Lottery is the system of selecting winners by drawing lots, or chance. Prizes may be small (a few hundred dollars) or large (millions of dollars). A lottery is usually run by a government, although privately organized private lotteries also exist. Lottery games vary widely in format, but most involve a combination of numbers or symbols that are randomly selected and then drawn in order to determine winners.

Lotteries are popular and relatively simple to organize, but there are a number of issues that must be considered before a state adopts one. For example, the fact that lotteries promote gambling does not necessarily serve the public interest; some people find the hobby addictive and it can lead to problems with money management and family relationships. There are also concerns that lotteries do not provide good value to the taxpayer, as they tend to bring in disproportionately small amounts of money relative to the size of the state.

The odds of winning the jackpot in a national lottery are extremely low, but there are a few strategies that can be used to increase your chances of winning. One is to chart the “random” outside numbers that repeat, and pay attention to the ones (“singletons”) that appear only once. The more singletons you have, the higher your chances of winning. Romanian mathematician Stefan Mandel has won the lottery 14 times, using this strategy.
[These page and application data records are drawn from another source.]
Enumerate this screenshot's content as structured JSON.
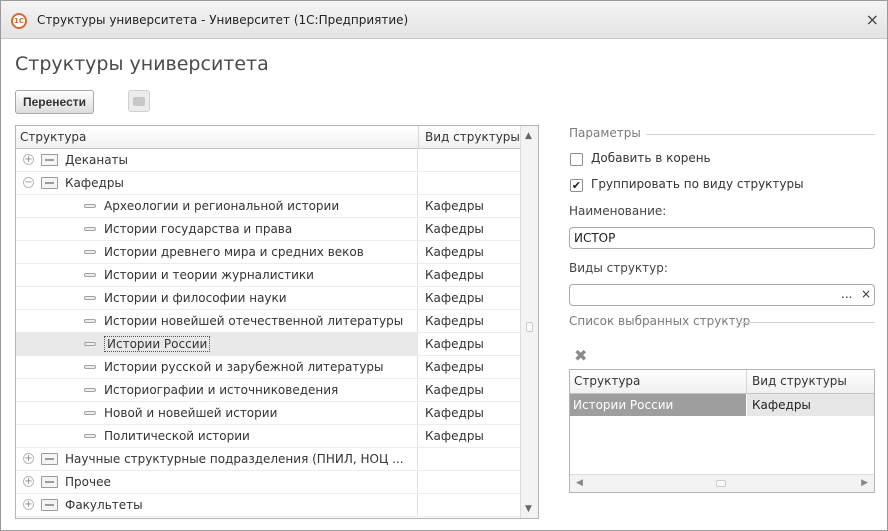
{
  "window": {
    "title": "Структуры университета - Университет  (1С:Предприятие)",
    "logo_text": "1C"
  },
  "page": {
    "title": "Структуры университета"
  },
  "toolbar": {
    "move_label": "Перенести"
  },
  "tree": {
    "columns": [
      "Структура",
      "Вид структуры"
    ],
    "rows": [
      {
        "name": "Деканаты",
        "kind": "",
        "level": 0,
        "type": "group",
        "expanded": false,
        "selected": false
      },
      {
        "name": "Кафедры",
        "kind": "",
        "level": 0,
        "type": "group",
        "expanded": true,
        "selected": false
      },
      {
        "name": "Археологии и региональной истории",
        "kind": "Кафедры",
        "level": 1,
        "type": "item",
        "selected": false
      },
      {
        "name": "Истории государства и права",
        "kind": "Кафедры",
        "level": 1,
        "type": "item",
        "selected": false
      },
      {
        "name": "Истории древнего мира и средних веков",
        "kind": "Кафедры",
        "level": 1,
        "type": "item",
        "selected": false
      },
      {
        "name": "Истории и теории журналистики",
        "kind": "Кафедры",
        "level": 1,
        "type": "item",
        "selected": false
      },
      {
        "name": "Истории и философии науки",
        "kind": "Кафедры",
        "level": 1,
        "type": "item",
        "selected": false
      },
      {
        "name": "Истории новейшей отечественной литературы",
        "kind": "Кафедры",
        "level": 1,
        "type": "item",
        "selected": false
      },
      {
        "name": "Истории России",
        "kind": "Кафедры",
        "level": 1,
        "type": "item",
        "selected": true
      },
      {
        "name": "Истории русской и зарубежной литературы",
        "kind": "Кафедры",
        "level": 1,
        "type": "item",
        "selected": false
      },
      {
        "name": "Историографии и  источниковедения",
        "kind": "Кафедры",
        "level": 1,
        "type": "item",
        "selected": false
      },
      {
        "name": "Новой и новейшей истории",
        "kind": "Кафедры",
        "level": 1,
        "type": "item",
        "selected": false
      },
      {
        "name": "Политической истории",
        "kind": "Кафедры",
        "level": 1,
        "type": "item",
        "selected": false
      },
      {
        "name": "Научные структурные подразделения (ПНИЛ, НОЦ ...",
        "kind": "",
        "level": 0,
        "type": "group",
        "expanded": false,
        "selected": false
      },
      {
        "name": "Прочее",
        "kind": "",
        "level": 0,
        "type": "group",
        "expanded": false,
        "selected": false
      },
      {
        "name": "Факультеты",
        "kind": "",
        "level": 0,
        "type": "group",
        "expanded": false,
        "selected": false
      }
    ]
  },
  "params": {
    "group_title": "Параметры",
    "add_to_root": {
      "label": "Добавить в корень",
      "checked": false
    },
    "group_by_kind": {
      "label": "Группировать по виду структуры",
      "checked": true
    },
    "name_label": "Наименование:",
    "name_value": "ИСТОР",
    "kinds_label": "Виды структур:",
    "kinds_value": "",
    "choose_button": "...",
    "clear_button": "×"
  },
  "selected_list": {
    "group_title": "Список выбранных структур",
    "columns": [
      "Структура",
      "Вид структуры"
    ],
    "rows": [
      {
        "name": "Истории России",
        "kind": "Кафедры"
      }
    ]
  }
}
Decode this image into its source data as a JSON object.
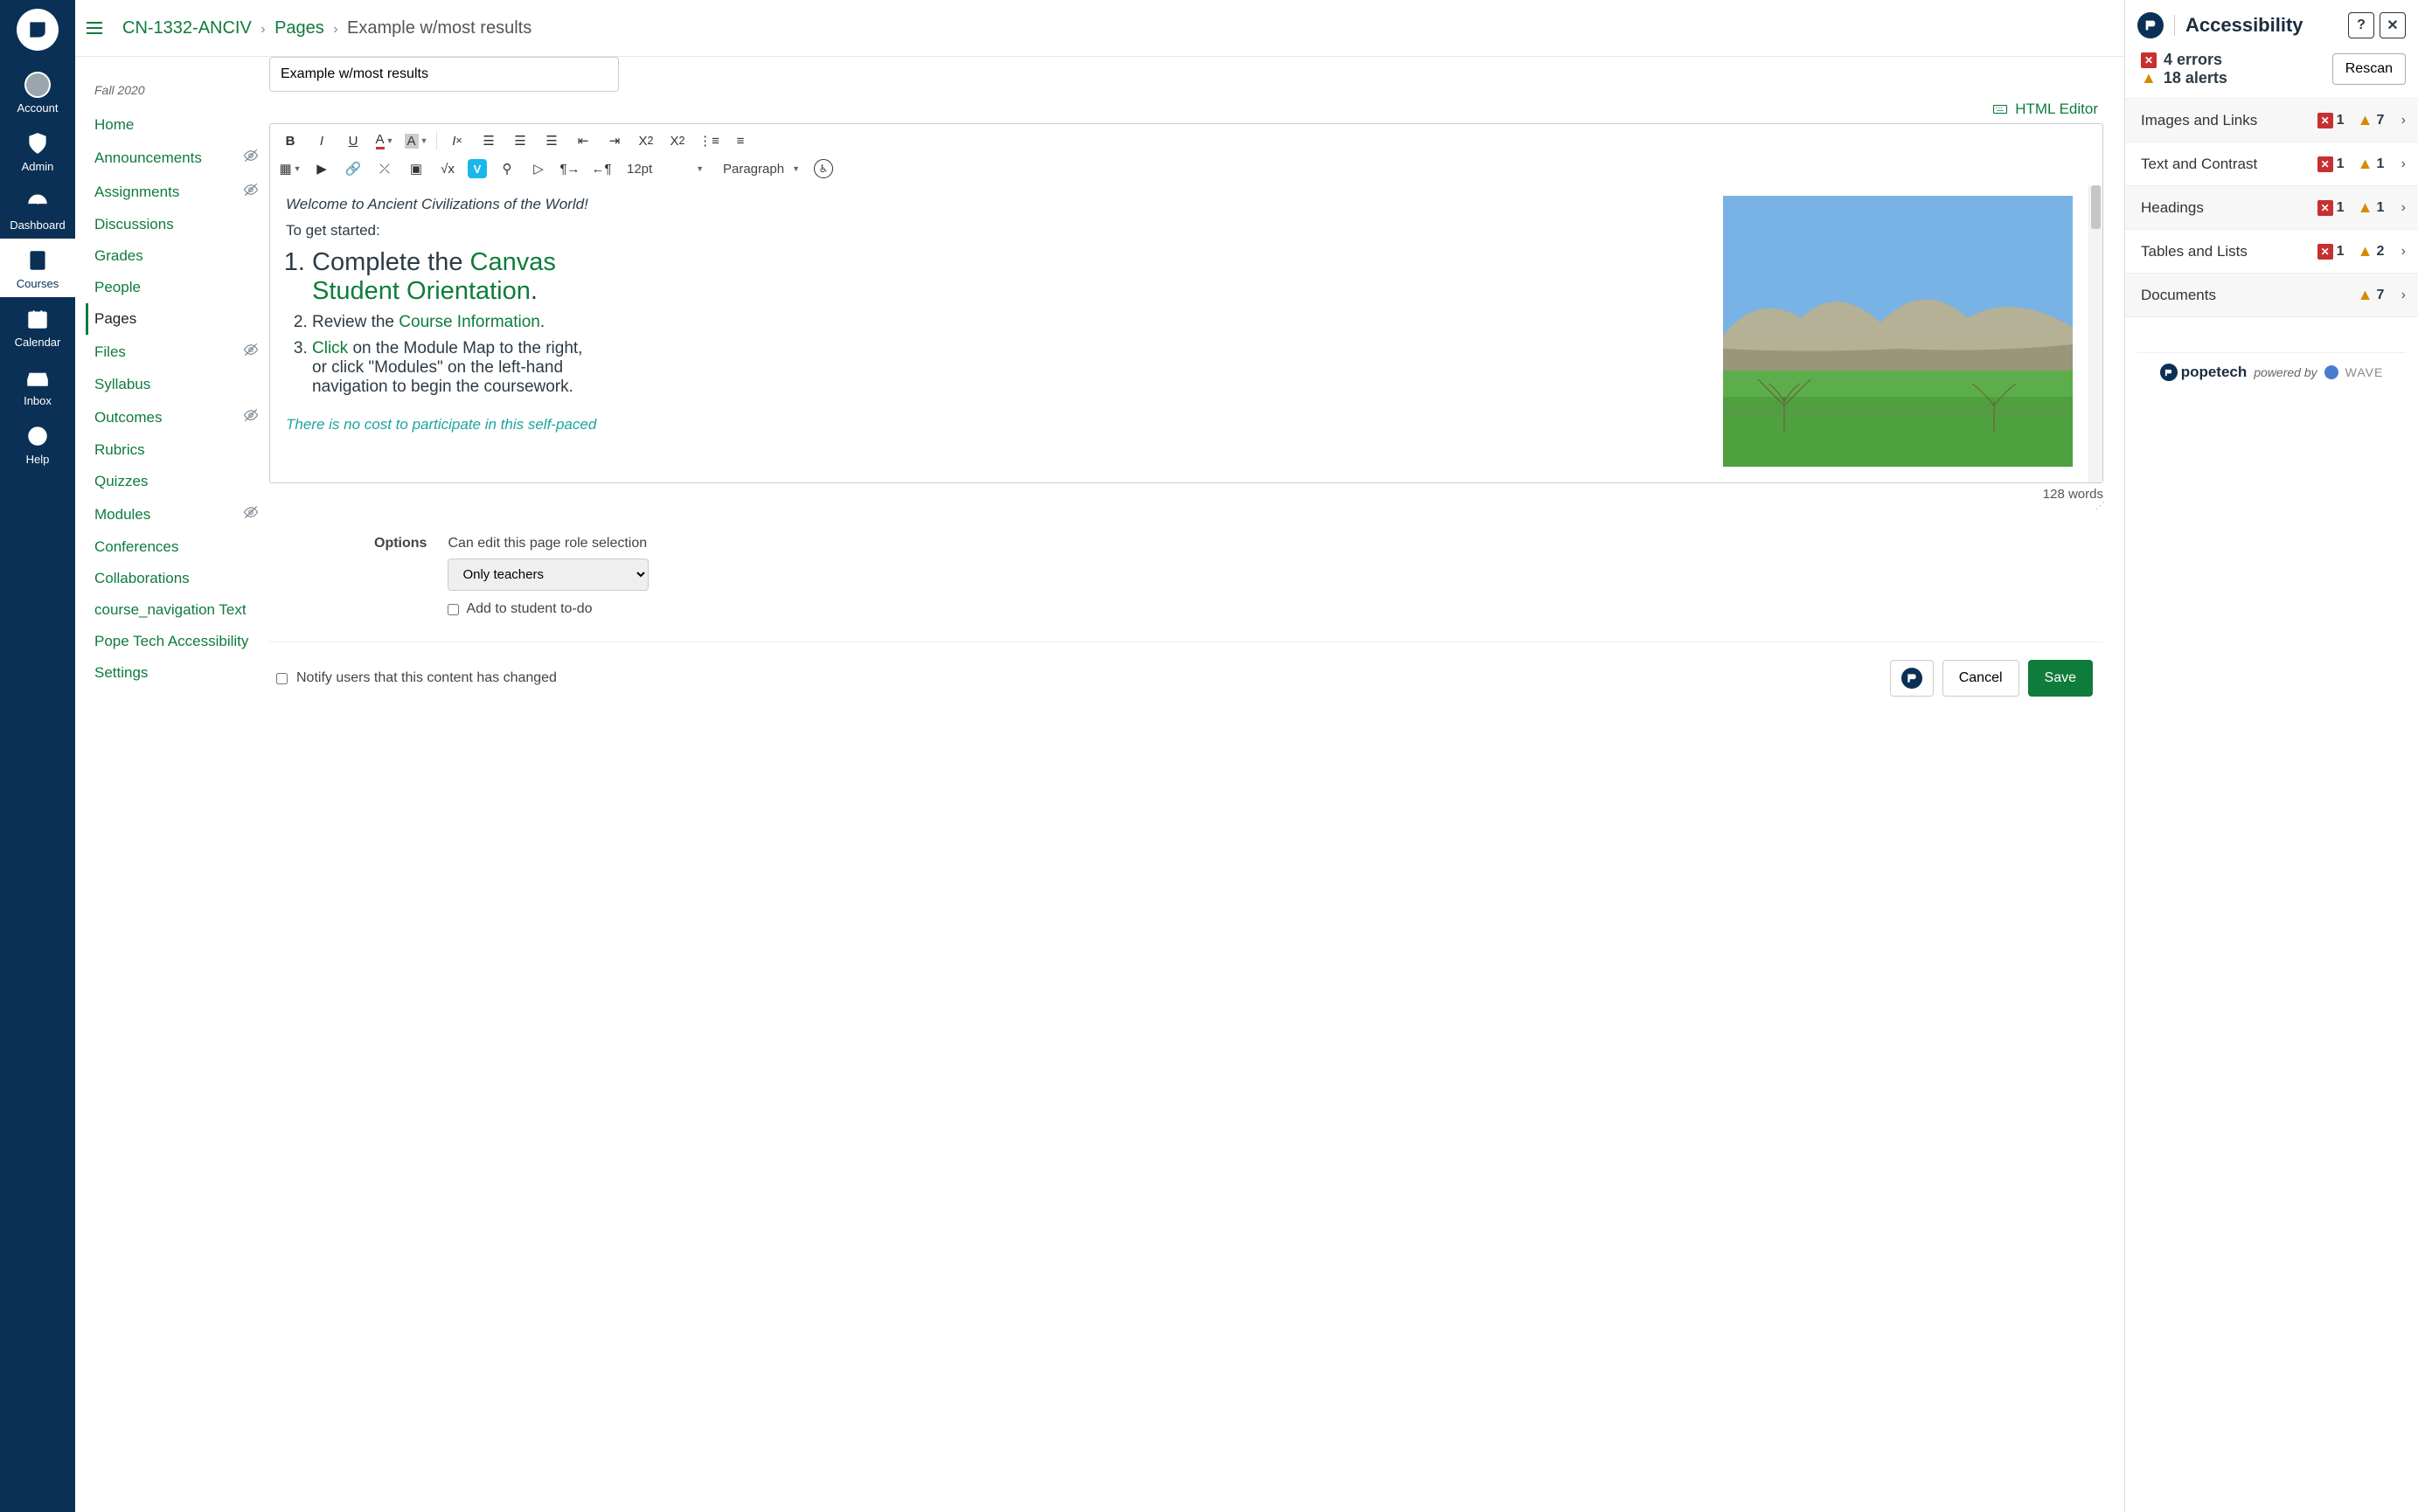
{
  "global_nav": {
    "items": [
      {
        "id": "account",
        "label": "Account"
      },
      {
        "id": "admin",
        "label": "Admin"
      },
      {
        "id": "dashboard",
        "label": "Dashboard"
      },
      {
        "id": "courses",
        "label": "Courses"
      },
      {
        "id": "calendar",
        "label": "Calendar"
      },
      {
        "id": "inbox",
        "label": "Inbox"
      },
      {
        "id": "help",
        "label": "Help"
      }
    ],
    "active": "courses"
  },
  "course": {
    "term": "Fall 2020",
    "nav": [
      {
        "label": "Home",
        "hidden": false
      },
      {
        "label": "Announcements",
        "hidden": true
      },
      {
        "label": "Assignments",
        "hidden": true
      },
      {
        "label": "Discussions",
        "hidden": false
      },
      {
        "label": "Grades",
        "hidden": false
      },
      {
        "label": "People",
        "hidden": false
      },
      {
        "label": "Pages",
        "hidden": false,
        "active": true
      },
      {
        "label": "Files",
        "hidden": true
      },
      {
        "label": "Syllabus",
        "hidden": false
      },
      {
        "label": "Outcomes",
        "hidden": true
      },
      {
        "label": "Rubrics",
        "hidden": false
      },
      {
        "label": "Quizzes",
        "hidden": false
      },
      {
        "label": "Modules",
        "hidden": true
      },
      {
        "label": "Conferences",
        "hidden": false
      },
      {
        "label": "Collaborations",
        "hidden": false
      },
      {
        "label": "course_navigation Text",
        "hidden": false
      },
      {
        "label": "Pope Tech Accessibility",
        "hidden": false
      },
      {
        "label": "Settings",
        "hidden": false
      }
    ]
  },
  "breadcrumb": {
    "course": "CN-1332-ANCIV",
    "section": "Pages",
    "page": "Example w/most results"
  },
  "editor": {
    "title": "Example w/most results",
    "html_editor_link": "HTML Editor",
    "font_size": "12pt",
    "block_format": "Paragraph",
    "content": {
      "welcome": "Welcome to Ancient Civilizations of the World!",
      "get_started": "To get started:",
      "steps": [
        {
          "prefix": "Complete the ",
          "link": "Canvas Student Orientation",
          "suffix": "."
        },
        {
          "prefix": "Review the ",
          "link": "Course Information",
          "suffix": "."
        },
        {
          "prefix_link": "Click",
          "prefix": " on the Module Map to the right, or click \"Modules\" on the left-hand navigation to begin the coursework."
        }
      ],
      "note": "There is no cost to participate in this self-paced"
    },
    "word_count": "128 words"
  },
  "options": {
    "label": "Options",
    "edit_role_label": "Can edit this page role selection",
    "edit_role_value": "Only teachers",
    "add_todo_label": "Add to student to-do"
  },
  "footer": {
    "notify_label": "Notify users that this content has changed",
    "cancel": "Cancel",
    "save": "Save"
  },
  "a11y": {
    "title": "Accessibility",
    "errors_count": "4 errors",
    "alerts_count": "18 alerts",
    "rescan": "Rescan",
    "categories": [
      {
        "name": "Images and Links",
        "errors": "1",
        "alerts": "7"
      },
      {
        "name": "Text and Contrast",
        "errors": "1",
        "alerts": "1"
      },
      {
        "name": "Headings",
        "errors": "1",
        "alerts": "1"
      },
      {
        "name": "Tables and Lists",
        "errors": "1",
        "alerts": "2"
      },
      {
        "name": "Documents",
        "errors": "",
        "alerts": "7"
      }
    ],
    "brand": "popetech",
    "powered": "powered by",
    "wave": "WAVE"
  }
}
Although this method is not practical for major jackpots like Mega Millions, it works well in smaller state-level lotteries where you have fewer tickets to buy.